-- Opening Marker --

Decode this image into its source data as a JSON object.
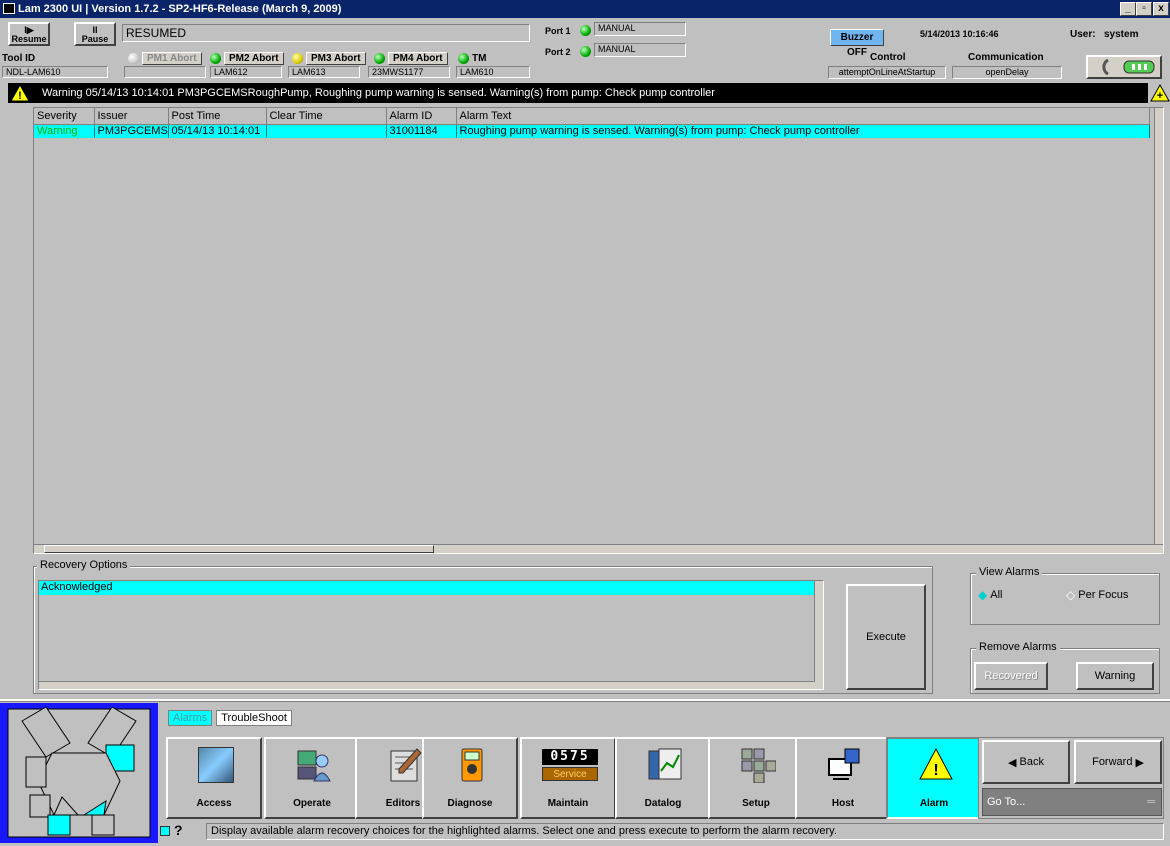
{
  "window": {
    "title": "Lam 2300 UI  |  Version 1.7.2 - SP2-HF6-Release (March 9, 2009)",
    "min": "_",
    "max": "▫",
    "close": "x"
  },
  "toolbar": {
    "resume": "Resume",
    "pause": "Pause",
    "state": "RESUMED"
  },
  "ports": [
    {
      "label": "Port 1",
      "mode": "MANUAL"
    },
    {
      "label": "Port 2",
      "mode": "MANUAL"
    }
  ],
  "buzzer": "Buzzer OFF",
  "datetime": "5/14/2013 10:16:46",
  "user_label": "User:",
  "user": "system",
  "control": {
    "label": "Control",
    "value": "attemptOnLineAtStartup"
  },
  "communication": {
    "label": "Communication",
    "value": "openDelay"
  },
  "tool": {
    "label": "Tool ID",
    "value": "NDL-LAM610"
  },
  "pms": [
    {
      "btn": "PM1 Abort",
      "value": ""
    },
    {
      "btn": "PM2 Abort",
      "value": "LAM612"
    },
    {
      "btn": "PM3 Abort",
      "value": "LAM613"
    },
    {
      "btn": "PM4 Abort",
      "value": "23MWS1177"
    },
    {
      "btn": "TM",
      "value": "LAM610"
    }
  ],
  "banner": "Warning 05/14/13 10:14:01 PM3PGCEMSRoughPump, Roughing pump warning is sensed. Warning(s) from pump: Check pump controller",
  "table": {
    "headers": [
      "Severity",
      "Issuer",
      "Post Time",
      "Clear Time",
      "Alarm ID",
      "Alarm Text"
    ],
    "rows": [
      [
        "Warning",
        "PM3PGCEMS",
        "05/14/13 10:14:01",
        "",
        "31001184",
        "Roughing pump warning is sensed. Warning(s) from pump: Check pump controller"
      ]
    ]
  },
  "recovery": {
    "title": "Recovery Options",
    "options": [
      "Acknowledged"
    ],
    "execute": "Execute"
  },
  "view_alarms": {
    "title": "View Alarms",
    "all": "All",
    "per_focus": "Per Focus"
  },
  "remove_alarms": {
    "title": "Remove Alarms",
    "recovered": "Recovered",
    "warning": "Warning"
  },
  "tabs": [
    "Alarms",
    "TroubleShoot"
  ],
  "nav": [
    "Access",
    "Operate",
    "Editors",
    "Diagnose",
    "Maintain",
    "Datalog",
    "Setup",
    "Host",
    "Alarm"
  ],
  "maintain_counter": "0575",
  "maintain_service": "Service",
  "back": "Back",
  "forward": "Forward",
  "goto": "Go To...",
  "status": "Display available alarm recovery choices for the highlighted alarms. Select one and press execute to perform the alarm recovery.",
  "colors": {
    "highlight": "#00ffff",
    "titlebar": "#0a246a",
    "warning": "#00c000",
    "panel": "#c0c0c0"
  }
}
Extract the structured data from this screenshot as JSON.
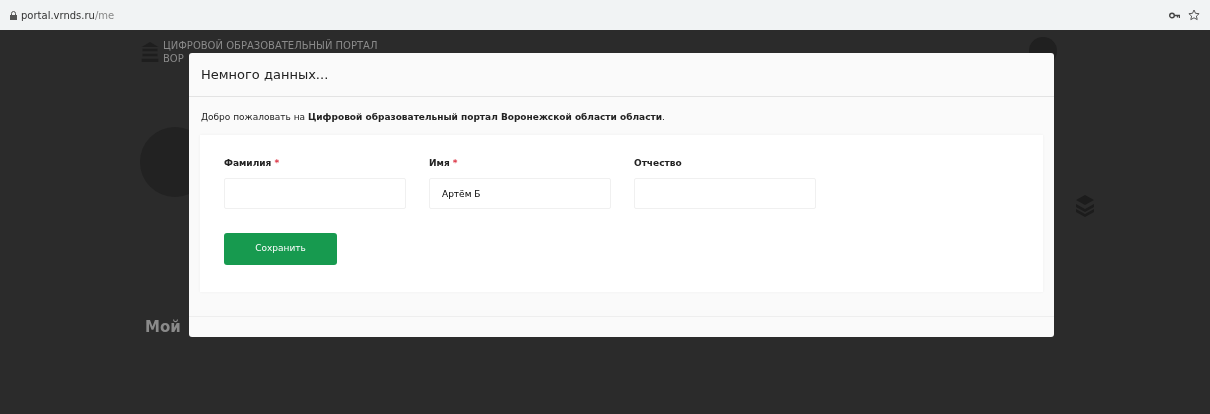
{
  "browser": {
    "url_host": "portal.vrnds.ru",
    "url_path": "/me"
  },
  "background_page": {
    "logo_line_1": "ЦИФРОВОЙ ОБРАЗОВАТЕЛЬНЫЙ ПОРТАЛ",
    "logo_line_2": "ВОР",
    "section_title": "Мой"
  },
  "modal": {
    "title": "Немного данных...",
    "welcome": "Добро пожаловать на **Цифровой образовательный портал Воронежской области области**.",
    "fields": [
      {
        "label": "Фамилия",
        "required": true
      },
      {
        "label": "Имя",
        "required": true,
        "value": "Артём Б"
      },
      {
        "label": "Отчество",
        "required": false
      }
    ],
    "required_mark": "*",
    "save_button": "Сохранить"
  }
}
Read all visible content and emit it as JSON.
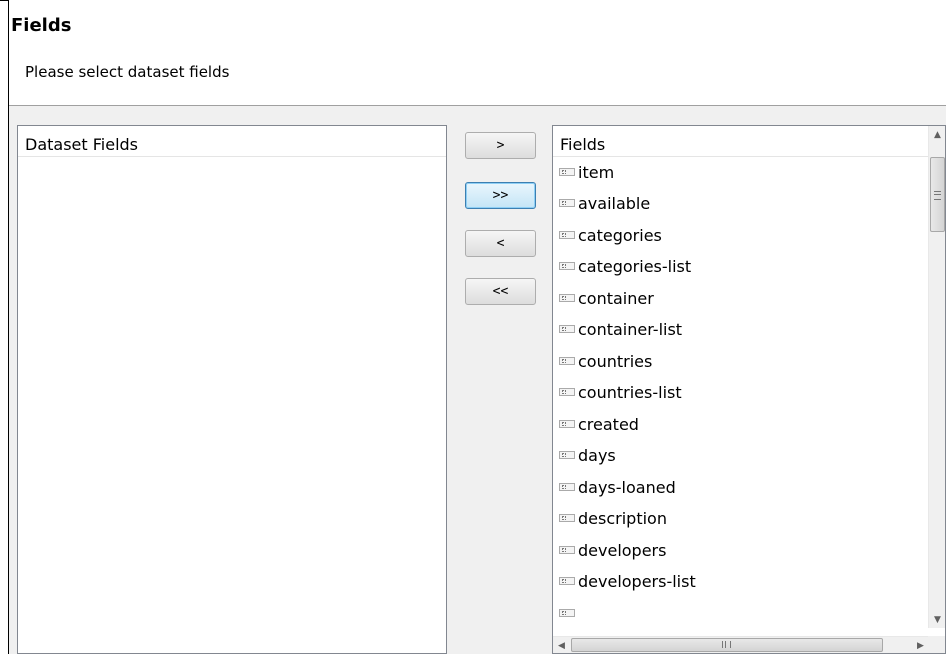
{
  "header": {
    "title": "Fields",
    "description": "Please select dataset fields"
  },
  "left_panel": {
    "header": "Dataset Fields",
    "items": []
  },
  "buttons": {
    "add": ">",
    "add_all": ">>",
    "remove": "<",
    "remove_all": "<<"
  },
  "right_panel": {
    "header": "Fields",
    "items": [
      {
        "label": "item"
      },
      {
        "label": "available"
      },
      {
        "label": "categories"
      },
      {
        "label": "categories-list"
      },
      {
        "label": "container"
      },
      {
        "label": "container-list"
      },
      {
        "label": "countries"
      },
      {
        "label": "countries-list"
      },
      {
        "label": "created"
      },
      {
        "label": "days"
      },
      {
        "label": "days-loaned"
      },
      {
        "label": "description"
      },
      {
        "label": "developers"
      },
      {
        "label": "developers-list"
      }
    ],
    "item_icon": "field-icon"
  },
  "colors": {
    "panel_border": "#828790",
    "body_background": "#f0f0f0",
    "focus_border": "#3c7fb1"
  }
}
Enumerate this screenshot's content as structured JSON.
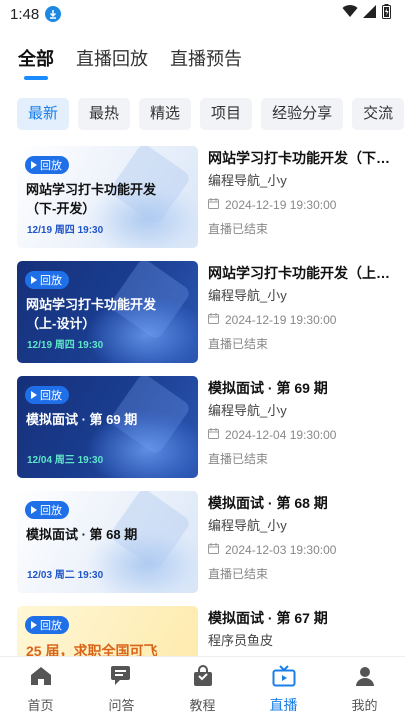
{
  "status": {
    "time": "1:48"
  },
  "top_tabs": [
    {
      "label": "全部",
      "active": true
    },
    {
      "label": "直播回放",
      "active": false
    },
    {
      "label": "直播预告",
      "active": false
    }
  ],
  "filters": [
    {
      "label": "最新",
      "active": true
    },
    {
      "label": "最热",
      "active": false
    },
    {
      "label": "精选",
      "active": false
    },
    {
      "label": "项目",
      "active": false
    },
    {
      "label": "经验分享",
      "active": false
    },
    {
      "label": "交流",
      "active": false
    }
  ],
  "items": [
    {
      "badge": "回放",
      "thumb_title": "网站学习打卡功能开发（下-开发）",
      "thumb_date": "12/19 周四 19:30",
      "title": "网站学习打卡功能开发（下…",
      "author": "编程导航_小y",
      "time": "2024-12-19 19:30:00",
      "status": "直播已结束",
      "theme": "light"
    },
    {
      "badge": "回放",
      "thumb_title": "网站学习打卡功能开发（上-设计）",
      "thumb_date": "12/19 周四 19:30",
      "title": "网站学习打卡功能开发（上…",
      "author": "编程导航_小y",
      "time": "2024-12-19 19:30:00",
      "status": "直播已结束",
      "theme": "dark"
    },
    {
      "badge": "回放",
      "thumb_title": "模拟面试 · 第 69 期",
      "thumb_date": "12/04 周三 19:30",
      "title": "模拟面试 · 第 69 期",
      "author": "编程导航_小y",
      "time": "2024-12-04 19:30:00",
      "status": "直播已结束",
      "theme": "dark"
    },
    {
      "badge": "回放",
      "thumb_title": "模拟面试 · 第 68 期",
      "thumb_date": "12/03 周二 19:30",
      "title": "模拟面试 · 第 68 期",
      "author": "编程导航_小y",
      "time": "2024-12-03 19:30:00",
      "status": "直播已结束",
      "theme": "light"
    },
    {
      "badge": "回放",
      "thumb_title": "25 届，求职全国可飞",
      "thumb_date": "",
      "title": "模拟面试 · 第 67 期",
      "author": "程序员鱼皮",
      "time": "",
      "status": "",
      "theme": "light"
    }
  ],
  "bottom_nav": [
    {
      "label": "首页",
      "icon": "home-icon",
      "active": false
    },
    {
      "label": "问答",
      "icon": "chat-icon",
      "active": false
    },
    {
      "label": "教程",
      "icon": "bag-icon",
      "active": false
    },
    {
      "label": "直播",
      "icon": "tv-icon",
      "active": true
    },
    {
      "label": "我的",
      "icon": "user-icon",
      "active": false
    }
  ],
  "colors": {
    "accent": "#1a7fe8",
    "chip_active_bg": "#e3effc",
    "chip_bg": "#f1f3f6"
  }
}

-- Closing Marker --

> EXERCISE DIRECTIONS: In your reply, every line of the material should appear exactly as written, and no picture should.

> RESPONSE FOR THIS EXERCISE:
Decode this image into its source data as a JSON object.
{
  "window": {
    "title": "Lam 2300 UI  |  Version 1.7.2 - SP2-HF6-Release (March 9, 2009)",
    "min": "_",
    "max": "▫",
    "close": "x"
  },
  "toolbar": {
    "resume": "Resume",
    "pause": "Pause",
    "state": "RESUMED"
  },
  "ports": [
    {
      "label": "Port 1",
      "mode": "MANUAL"
    },
    {
      "label": "Port 2",
      "mode": "MANUAL"
    }
  ],
  "buzzer": "Buzzer OFF",
  "datetime": "5/14/2013 10:16:46",
  "user_label": "User:",
  "user": "system",
  "control": {
    "label": "Control",
    "value": "attemptOnLineAtStartup"
  },
  "communication": {
    "label": "Communication",
    "value": "openDelay"
  },
  "tool": {
    "label": "Tool ID",
    "value": "NDL-LAM610"
  },
  "pms": [
    {
      "btn": "PM1 Abort",
      "value": ""
    },
    {
      "btn": "PM2 Abort",
      "value": "LAM612"
    },
    {
      "btn": "PM3 Abort",
      "value": "LAM613"
    },
    {
      "btn": "PM4 Abort",
      "value": "23MWS1177"
    },
    {
      "btn": "TM",
      "value": "LAM610"
    }
  ],
  "banner": "Warning 05/14/13 10:14:01 PM3PGCEMSRoughPump, Roughing pump warning is sensed. Warning(s) from pump: Check pump controller",
  "table": {
    "headers": [
      "Severity",
      "Issuer",
      "Post Time",
      "Clear Time",
      "Alarm ID",
      "Alarm Text"
    ],
    "rows": [
      [
        "Warning",
        "PM3PGCEMS",
        "05/14/13 10:14:01",
        "",
        "31001184",
        "Roughing pump warning is sensed. Warning(s) from pump: Check pump controller"
      ]
    ]
  },
  "recovery": {
    "title": "Recovery Options",
    "options": [
      "Acknowledged"
    ],
    "execute": "Execute"
  },
  "view_alarms": {
    "title": "View Alarms",
    "all": "All",
    "per_focus": "Per Focus"
  },
  "remove_alarms": {
    "title": "Remove Alarms",
    "recovered": "Recovered",
    "warning": "Warning"
  },
  "tabs": [
    "Alarms",
    "TroubleShoot"
  ],
  "nav": [
    "Access",
    "Operate",
    "Editors",
    "Diagnose",
    "Maintain",
    "Datalog",
    "Setup",
    "Host",
    "Alarm"
  ],
  "maintain_counter": "0575",
  "maintain_service": "Service",
  "back": "Back",
  "forward": "Forward",
  "goto": "Go To...",
  "status": "Display available alarm recovery choices for the highlighted alarms. Select one and press execute to perform the alarm recovery.",
  "colors": {
    "highlight": "#00ffff",
    "titlebar": "#0a246a",
    "warning": "#00c000",
    "panel": "#c0c0c0"
  }
}
Extract the structured data from this screenshot as JSON.
{
  "browser": {
    "url_host": "portal.vrnds.ru",
    "url_path": "/me"
  },
  "background_page": {
    "logo_line_1": "ЦИФРОВОЙ ОБРАЗОВАТЕЛЬНЫЙ ПОРТАЛ",
    "logo_line_2": "ВОР",
    "section_title": "Мой"
  },
  "modal": {
    "title": "Немного данных...",
    "welcome": "Добро пожаловать на **Цифровой образовательный портал Воронежской области области**.",
    "fields": [
      {
        "label": "Фамилия",
        "required": true
      },
      {
        "label": "Имя",
        "required": true,
        "value": "Артём Б"
      },
      {
        "label": "Отчество",
        "required": false
      }
    ],
    "required_mark": "*",
    "save_button": "Сохранить"
  }
}
Read all visible content and emit it as JSON.
{
  "header": {
    "title": "Fields",
    "description": "Please select dataset fields"
  },
  "left_panel": {
    "header": "Dataset Fields",
    "items": []
  },
  "buttons": {
    "add": ">",
    "add_all": ">>",
    "remove": "<",
    "remove_all": "<<"
  },
  "right_panel": {
    "header": "Fields",
    "items": [
      {
        "label": "item"
      },
      {
        "label": "available"
      },
      {
        "label": "categories"
      },
      {
        "label": "categories-list"
      },
      {
        "label": "container"
      },
      {
        "label": "container-list"
      },
      {
        "label": "countries"
      },
      {
        "label": "countries-list"
      },
      {
        "label": "created"
      },
      {
        "label": "days"
      },
      {
        "label": "days-loaned"
      },
      {
        "label": "description"
      },
      {
        "label": "developers"
      },
      {
        "label": "developers-list"
      }
    ],
    "item_icon": "field-icon"
  },
  "colors": {
    "panel_border": "#828790",
    "body_background": "#f0f0f0",
    "focus_border": "#3c7fb1"
  }
}
Enumerate this screenshot's content as structured JSON.
{
  "status": {
    "time": "1:48"
  },
  "top_tabs": [
    {
      "label": "全部",
      "active": true
    },
    {
      "label": "直播回放",
      "active": false
    },
    {
      "label": "直播预告",
      "active": false
    }
  ],
  "filters": [
    {
      "label": "最新",
      "active": true
    },
    {
      "label": "最热",
      "active": false
    },
    {
      "label": "精选",
      "active": false
    },
    {
      "label": "项目",
      "active": false
    },
    {
      "label": "经验分享",
      "active": false
    },
    {
      "label": "交流",
      "active": false
    }
  ],
  "items": [
    {
      "badge": "回放",
      "thumb_title": "网站学习打卡功能开发（下-开发）",
      "thumb_date": "12/19 周四 19:30",
      "title": "网站学习打卡功能开发（下…",
      "author": "编程导航_小y",
      "time": "2024-12-19 19:30:00",
      "status": "直播已结束",
      "theme": "light"
    },
    {
      "badge": "回放",
      "thumb_title": "网站学习打卡功能开发（上-设计）",
      "thumb_date": "12/19 周四 19:30",
      "title": "网站学习打卡功能开发（上…",
      "author": "编程导航_小y",
      "time": "2024-12-19 19:30:00",
      "status": "直播已结束",
      "theme": "dark"
    },
    {
      "badge": "回放",
      "thumb_title": "模拟面试 · 第 69 期",
      "thumb_date": "12/04 周三 19:30",
      "title": "模拟面试 · 第 69 期",
      "author": "编程导航_小y",
      "time": "2024-12-04 19:30:00",
      "status": "直播已结束",
      "theme": "dark"
    },
    {
      "badge": "回放",
      "thumb_title": "模拟面试 · 第 68 期",
      "thumb_date": "12/03 周二 19:30",
      "title": "模拟面试 · 第 68 期",
      "author": "编程导航_小y",
      "time": "2024-12-03 19:30:00",
      "status": "直播已结束",
      "theme": "light"
    },
    {
      "badge": "回放",
      "thumb_title": "25 届，求职全国可飞",
      "thumb_date": "",
      "title": "模拟面试 · 第 67 期",
      "author": "程序员鱼皮",
      "time": "",
      "status": "",
      "theme": "light"
    }
  ],
  "bottom_nav": [
    {
      "label": "首页",
      "icon": "home-icon",
      "active": false
    },
    {
      "label": "问答",
      "icon": "chat-icon",
      "active": false
    },
    {
      "label": "教程",
      "icon": "bag-icon",
      "active": false
    },
    {
      "label": "直播",
      "icon": "tv-icon",
      "active": true
    },
    {
      "label": "我的",
      "icon": "user-icon",
      "active": false
    }
  ],
  "colors": {
    "accent": "#1a7fe8",
    "chip_active_bg": "#e3effc",
    "chip_bg": "#f1f3f6"
  }
}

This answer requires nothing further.